■ Exercise description
Extract every line below that contains the word "ylabel".

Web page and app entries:
=== Section Start ===
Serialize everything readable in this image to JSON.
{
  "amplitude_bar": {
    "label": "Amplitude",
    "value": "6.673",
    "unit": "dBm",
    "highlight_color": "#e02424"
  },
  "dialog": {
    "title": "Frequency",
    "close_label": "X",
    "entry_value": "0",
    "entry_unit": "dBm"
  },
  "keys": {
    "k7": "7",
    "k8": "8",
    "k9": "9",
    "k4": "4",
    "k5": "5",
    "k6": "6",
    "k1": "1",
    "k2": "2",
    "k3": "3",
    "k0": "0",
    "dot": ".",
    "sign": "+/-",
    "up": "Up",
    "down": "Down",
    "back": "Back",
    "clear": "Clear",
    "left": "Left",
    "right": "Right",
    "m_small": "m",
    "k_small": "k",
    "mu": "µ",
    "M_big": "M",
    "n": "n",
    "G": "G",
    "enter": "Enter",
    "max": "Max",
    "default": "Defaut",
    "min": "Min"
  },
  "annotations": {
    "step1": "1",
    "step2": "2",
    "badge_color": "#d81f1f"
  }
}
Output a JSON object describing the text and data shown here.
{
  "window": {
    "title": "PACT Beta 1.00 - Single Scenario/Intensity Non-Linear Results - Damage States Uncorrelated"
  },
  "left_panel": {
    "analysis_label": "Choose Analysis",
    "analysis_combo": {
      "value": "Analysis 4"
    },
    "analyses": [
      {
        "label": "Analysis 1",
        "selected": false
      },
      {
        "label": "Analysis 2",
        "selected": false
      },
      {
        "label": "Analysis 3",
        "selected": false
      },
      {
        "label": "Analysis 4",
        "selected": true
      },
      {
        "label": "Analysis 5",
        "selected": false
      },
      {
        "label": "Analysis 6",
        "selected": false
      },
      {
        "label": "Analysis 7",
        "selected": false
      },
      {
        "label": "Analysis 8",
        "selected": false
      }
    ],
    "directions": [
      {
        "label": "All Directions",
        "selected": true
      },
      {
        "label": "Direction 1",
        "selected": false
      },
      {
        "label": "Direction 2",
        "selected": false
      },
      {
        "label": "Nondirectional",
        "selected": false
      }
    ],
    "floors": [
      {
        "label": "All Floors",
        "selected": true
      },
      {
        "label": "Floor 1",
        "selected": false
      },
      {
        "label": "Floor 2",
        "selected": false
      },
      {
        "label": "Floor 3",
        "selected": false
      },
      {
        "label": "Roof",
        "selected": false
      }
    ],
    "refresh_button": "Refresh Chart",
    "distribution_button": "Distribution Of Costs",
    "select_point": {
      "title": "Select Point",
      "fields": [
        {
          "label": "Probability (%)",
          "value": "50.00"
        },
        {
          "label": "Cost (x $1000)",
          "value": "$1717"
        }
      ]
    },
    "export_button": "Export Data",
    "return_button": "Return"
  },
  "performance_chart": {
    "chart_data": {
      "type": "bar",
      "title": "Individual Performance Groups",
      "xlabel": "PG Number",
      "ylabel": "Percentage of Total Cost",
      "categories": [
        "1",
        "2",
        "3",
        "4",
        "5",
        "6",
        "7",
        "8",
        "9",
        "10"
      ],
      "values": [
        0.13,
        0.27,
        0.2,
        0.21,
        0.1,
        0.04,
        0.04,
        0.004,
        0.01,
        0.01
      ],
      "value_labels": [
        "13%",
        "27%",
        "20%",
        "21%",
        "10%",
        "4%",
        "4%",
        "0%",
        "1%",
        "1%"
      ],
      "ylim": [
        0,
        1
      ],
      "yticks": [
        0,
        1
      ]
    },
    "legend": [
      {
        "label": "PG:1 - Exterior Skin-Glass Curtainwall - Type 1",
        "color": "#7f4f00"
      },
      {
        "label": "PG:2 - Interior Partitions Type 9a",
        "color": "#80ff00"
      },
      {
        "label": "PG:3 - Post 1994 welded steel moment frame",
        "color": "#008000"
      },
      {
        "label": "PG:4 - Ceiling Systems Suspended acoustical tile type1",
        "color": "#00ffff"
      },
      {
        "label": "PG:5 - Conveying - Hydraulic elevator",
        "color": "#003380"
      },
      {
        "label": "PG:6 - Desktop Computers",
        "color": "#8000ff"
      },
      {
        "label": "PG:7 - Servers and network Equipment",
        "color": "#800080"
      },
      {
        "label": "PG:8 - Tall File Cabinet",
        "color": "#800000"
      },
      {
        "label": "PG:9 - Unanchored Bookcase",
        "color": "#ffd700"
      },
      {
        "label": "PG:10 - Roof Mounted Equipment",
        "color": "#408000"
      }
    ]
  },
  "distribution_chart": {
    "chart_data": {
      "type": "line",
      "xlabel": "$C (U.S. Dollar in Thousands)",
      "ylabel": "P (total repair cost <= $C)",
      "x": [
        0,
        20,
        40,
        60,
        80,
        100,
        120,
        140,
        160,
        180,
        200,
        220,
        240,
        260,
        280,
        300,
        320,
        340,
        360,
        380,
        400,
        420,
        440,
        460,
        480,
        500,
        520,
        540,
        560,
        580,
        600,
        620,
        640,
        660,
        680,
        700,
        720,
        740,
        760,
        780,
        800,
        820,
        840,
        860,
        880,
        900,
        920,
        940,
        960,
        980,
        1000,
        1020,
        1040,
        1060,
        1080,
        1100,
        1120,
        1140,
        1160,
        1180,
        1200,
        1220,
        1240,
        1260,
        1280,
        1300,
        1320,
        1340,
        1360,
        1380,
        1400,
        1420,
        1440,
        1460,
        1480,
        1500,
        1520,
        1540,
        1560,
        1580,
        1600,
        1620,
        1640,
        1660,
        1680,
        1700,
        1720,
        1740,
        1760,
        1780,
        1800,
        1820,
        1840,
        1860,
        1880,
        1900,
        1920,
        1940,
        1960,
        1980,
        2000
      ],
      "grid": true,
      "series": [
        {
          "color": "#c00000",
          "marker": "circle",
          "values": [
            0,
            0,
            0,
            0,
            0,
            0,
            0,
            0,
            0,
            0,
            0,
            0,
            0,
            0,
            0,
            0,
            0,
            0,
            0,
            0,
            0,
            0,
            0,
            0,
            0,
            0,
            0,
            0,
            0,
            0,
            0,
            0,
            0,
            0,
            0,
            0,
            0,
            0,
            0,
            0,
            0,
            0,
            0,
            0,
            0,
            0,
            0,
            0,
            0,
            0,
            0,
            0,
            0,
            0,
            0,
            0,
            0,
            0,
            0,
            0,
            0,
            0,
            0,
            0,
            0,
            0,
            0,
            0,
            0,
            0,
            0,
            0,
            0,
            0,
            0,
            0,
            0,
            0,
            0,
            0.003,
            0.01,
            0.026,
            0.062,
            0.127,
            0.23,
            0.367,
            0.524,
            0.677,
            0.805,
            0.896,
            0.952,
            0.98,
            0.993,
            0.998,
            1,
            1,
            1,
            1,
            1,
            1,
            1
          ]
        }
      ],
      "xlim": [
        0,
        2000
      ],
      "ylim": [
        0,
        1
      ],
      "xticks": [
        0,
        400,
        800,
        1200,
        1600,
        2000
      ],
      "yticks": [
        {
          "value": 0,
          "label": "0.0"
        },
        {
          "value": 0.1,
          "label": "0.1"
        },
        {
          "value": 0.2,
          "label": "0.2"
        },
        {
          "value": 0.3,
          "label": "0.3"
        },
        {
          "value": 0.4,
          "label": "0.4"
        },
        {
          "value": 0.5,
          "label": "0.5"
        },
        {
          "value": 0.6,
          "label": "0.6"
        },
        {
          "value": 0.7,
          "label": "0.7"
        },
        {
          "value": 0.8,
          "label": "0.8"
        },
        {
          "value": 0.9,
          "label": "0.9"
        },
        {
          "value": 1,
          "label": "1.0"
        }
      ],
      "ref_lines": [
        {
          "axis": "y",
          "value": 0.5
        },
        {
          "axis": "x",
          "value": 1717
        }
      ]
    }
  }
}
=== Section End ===
■ Output for this exercise
      "ylabel": "Percentage of Total Cost",
      "ylabel": "P (total repair cost <= $C)",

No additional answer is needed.